* **Dataset extract**:
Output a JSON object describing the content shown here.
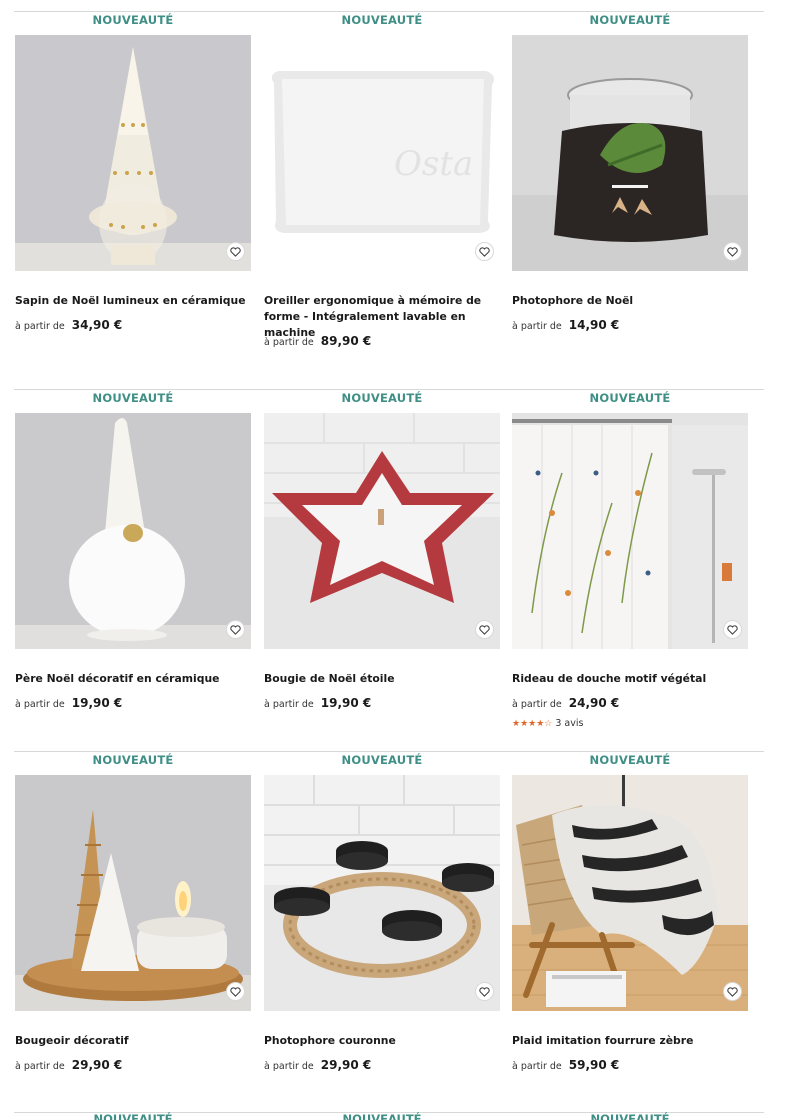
{
  "badge_label": "NOUVEAUTÉ",
  "price_prefix": "à partir de",
  "accent_color": "#3f8f86",
  "rating_color": "#e0682a",
  "products": [
    {
      "name": "Sapin de Noël lumineux en céramique",
      "price": "34,90 €"
    },
    {
      "name": "Oreiller ergonomique à mémoire de forme - Intégralement lavable en machine",
      "price": "89,90 €"
    },
    {
      "name": "Photophore de Noël",
      "price": "14,90 €"
    },
    {
      "name": "Père Noël décoratif en céramique",
      "price": "19,90 €"
    },
    {
      "name": "Bougie de Noël étoile",
      "price": "19,90 €"
    },
    {
      "name": "Rideau de douche motif végétal",
      "price": "24,90 €",
      "rating": 4,
      "reviews": "3 avis"
    },
    {
      "name": "Bougeoir décoratif",
      "price": "29,90 €"
    },
    {
      "name": "Photophore couronne",
      "price": "29,90 €"
    },
    {
      "name": "Plaid imitation fourrure zèbre",
      "price": "59,90 €"
    }
  ],
  "icons": {
    "favorite": "heart-outline-icon",
    "star": "star-icon"
  }
}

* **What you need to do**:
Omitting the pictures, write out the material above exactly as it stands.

* **Output below**:
Output a JSON object describing the content shown here.
{
  "badge_label": "NOUVEAUTÉ",
  "price_prefix": "à partir de",
  "accent_color": "#3f8f86",
  "rating_color": "#e0682a",
  "products": [
    {
      "name": "Sapin de Noël lumineux en céramique",
      "price": "34,90 €"
    },
    {
      "name": "Oreiller ergonomique à mémoire de forme - Intégralement lavable en machine",
      "price": "89,90 €"
    },
    {
      "name": "Photophore de Noël",
      "price": "14,90 €"
    },
    {
      "name": "Père Noël décoratif en céramique",
      "price": "19,90 €"
    },
    {
      "name": "Bougie de Noël étoile",
      "price": "19,90 €"
    },
    {
      "name": "Rideau de douche motif végétal",
      "price": "24,90 €",
      "rating": 4,
      "reviews": "3 avis"
    },
    {
      "name": "Bougeoir décoratif",
      "price": "29,90 €"
    },
    {
      "name": "Photophore couronne",
      "price": "29,90 €"
    },
    {
      "name": "Plaid imitation fourrure zèbre",
      "price": "59,90 €"
    }
  ],
  "icons": {
    "favorite": "heart-outline-icon",
    "star": "star-icon"
  }
}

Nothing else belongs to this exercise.